According to FinCEN’s proposed rule, expanded reporting requirements would apply on a permanent basis across the entire country, without limit to specific geographic locations or a dollar threshold. The agency will accept comments on the new proposed rule for a 60-day period following its publication in the Federal Register, scheduled for Feb. 16. According to the American Land Title Association’s (ALTA) blog of Feb. 8, FinCEN has proposed that the final rule become effective one year after it is issued.

“We are still reviewing the proposed rule and will work to ensure that FinCEN considers the information they are collecting under the new Beneficial Ownership rule, among other things, so as not to be unnecessarily duplicative and also provide clarity regarding the obligations of all real estate parties under the rule,” said Diane Tomb, ALTA’s chief executive officer. “We also appreciate, and intend to continue, the ongoing dialogue with FinCEN to craft a tailored approach limiting the transactions that must be reported to those of the greatest concern and providing avenues to help reduce the compliance burden on title and settlement companies.”

Proposed reporting structure

The proposed rule would require reporting on transfers of single-family houses, townhouses, condominiums, and cooperatives, as well as buildings designed for occupancy by one to four families.
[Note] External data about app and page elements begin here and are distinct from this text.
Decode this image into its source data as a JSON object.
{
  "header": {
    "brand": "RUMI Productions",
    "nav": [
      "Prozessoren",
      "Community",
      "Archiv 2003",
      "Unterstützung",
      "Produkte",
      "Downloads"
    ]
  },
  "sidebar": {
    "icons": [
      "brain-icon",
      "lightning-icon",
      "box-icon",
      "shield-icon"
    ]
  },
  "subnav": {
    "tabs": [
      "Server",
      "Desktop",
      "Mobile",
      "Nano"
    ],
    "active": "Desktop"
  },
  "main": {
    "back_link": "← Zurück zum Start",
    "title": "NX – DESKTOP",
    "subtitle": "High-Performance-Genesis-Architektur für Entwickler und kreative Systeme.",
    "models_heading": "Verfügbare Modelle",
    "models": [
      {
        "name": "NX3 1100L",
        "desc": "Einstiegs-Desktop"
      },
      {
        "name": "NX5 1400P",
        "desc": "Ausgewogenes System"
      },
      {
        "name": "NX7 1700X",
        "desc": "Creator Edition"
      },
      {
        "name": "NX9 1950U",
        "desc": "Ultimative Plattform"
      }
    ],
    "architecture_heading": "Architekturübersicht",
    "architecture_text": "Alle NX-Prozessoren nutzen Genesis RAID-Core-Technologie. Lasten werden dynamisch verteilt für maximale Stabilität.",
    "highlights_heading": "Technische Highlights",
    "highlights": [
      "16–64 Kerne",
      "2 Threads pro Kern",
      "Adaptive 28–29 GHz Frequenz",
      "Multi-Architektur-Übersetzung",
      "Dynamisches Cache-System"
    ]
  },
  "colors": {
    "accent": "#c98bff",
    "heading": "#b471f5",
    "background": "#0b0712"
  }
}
Going a step beyond the GTOs, it would also require reporting on transfers of vacant or unimproved land that is zoned, or for which a permit has been issued, for occupancy by one to four families.  Furthermore, both purchasing entities and transferee trusts are reportable unless a specific exception is applicable.

ALTA’s Feb. 8 blog summarizes reportable information under the proposed rule to include (but is not limited to) the following:
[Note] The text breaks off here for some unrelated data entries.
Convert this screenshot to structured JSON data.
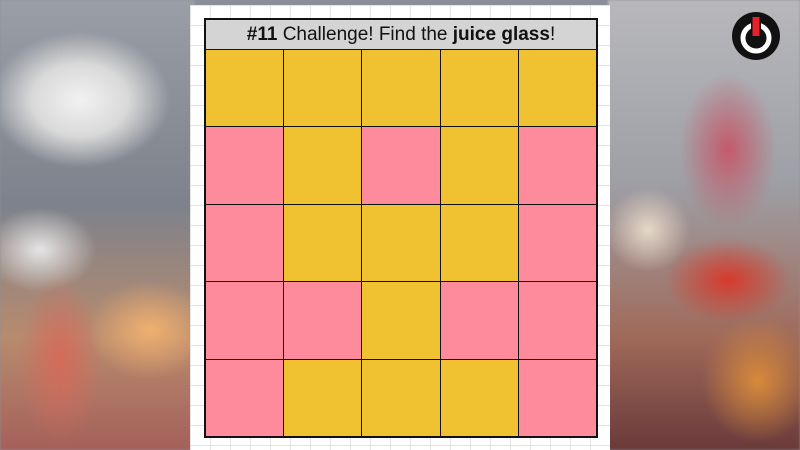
{
  "title": {
    "number": "#11",
    "prefix": " Challenge! Find the ",
    "target": "juice glass",
    "suffix": "!"
  },
  "colors": {
    "yellow": "#f0c232",
    "pink": "#fe8b9c",
    "title_bg": "#d4d4d4",
    "logo_red": "#e8202a"
  },
  "grid": {
    "rows": 5,
    "cols": 5,
    "cells": [
      [
        "yellow",
        "yellow",
        "yellow",
        "yellow",
        "yellow"
      ],
      [
        "pink",
        "yellow",
        "pink",
        "yellow",
        "pink"
      ],
      [
        "pink",
        "yellow",
        "yellow",
        "yellow",
        "pink"
      ],
      [
        "pink",
        "pink",
        "yellow",
        "pink",
        "pink"
      ],
      [
        "pink",
        "yellow",
        "yellow",
        "yellow",
        "pink"
      ]
    ]
  },
  "logo": {
    "icon": "power-icon"
  }
}
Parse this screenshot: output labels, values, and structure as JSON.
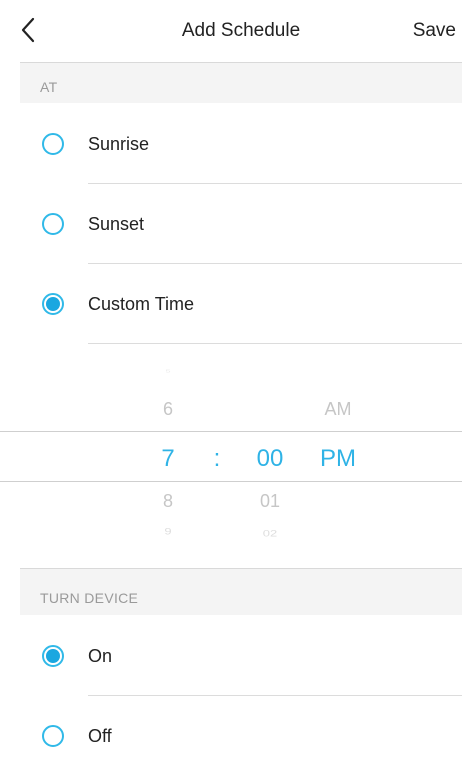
{
  "header": {
    "back_icon": "chevron-left-icon",
    "title": "Add Schedule",
    "save_label": "Save"
  },
  "at_section": {
    "header": "AT",
    "options": [
      {
        "label": "Sunrise",
        "selected": false
      },
      {
        "label": "Sunset",
        "selected": false
      },
      {
        "label": "Custom Time",
        "selected": true
      }
    ]
  },
  "time_picker": {
    "hour": {
      "selected": "7",
      "above": [
        "5",
        "6"
      ],
      "below": [
        "8",
        "9"
      ]
    },
    "separator": ":",
    "minute": {
      "selected": "00",
      "below": [
        "01",
        "02"
      ]
    },
    "period": {
      "selected": "PM",
      "above": [
        "AM"
      ]
    }
  },
  "turn_device_section": {
    "header": "TURN DEVICE",
    "options": [
      {
        "label": "On",
        "selected": true
      },
      {
        "label": "Off",
        "selected": false
      }
    ]
  },
  "colors": {
    "accent": "#1aa7e0",
    "picker_selected": "#2fb3e6",
    "section_bg": "#f4f4f4"
  }
}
  • Name, address and taxpayer identification number (TIN) for the transferee and transferor.
  • Beneficial owner information for the transferee and anyone signing the transfer documents. (names, date of birth, addresses and TINs for those individuals).
  • Name, DOB, address and TIN for all transferors on title or the beneficial owners if the seller is an entity.
  • Address and legal description of the property.
  • information about the payments made by or on behalf of the transferee.
  • Information about any hard money or other lender not subject to anti-money laundering rules. That participated in the deal.
  • Individuals representing the transferee entity or transferee trust.
  • The business filing the report.

For a more detailed summary of requirements and exceptions under the proposed rule, please see the  Fact Sheet published by FinCEN. At Alliant National, we are committed to keeping you updated on legislation and regulations that affect your business. Stay tuned for more, as the comment period progresses.

Tags: , , ,

Leave a comment

You must be logged in to post a comment.
This blog contains general information only, not intended to be relied upon as, nor a substitute for, specific professional advice. We accept no responsibility for loss occasioned to any purpose acting on or refraining from action as a result of any material on this blog.

Let's Connect

Discover more stories and conversations on our social media networks,
or drop us a line on our contact page.


The Independent Underwriter for
the Independent AgentSM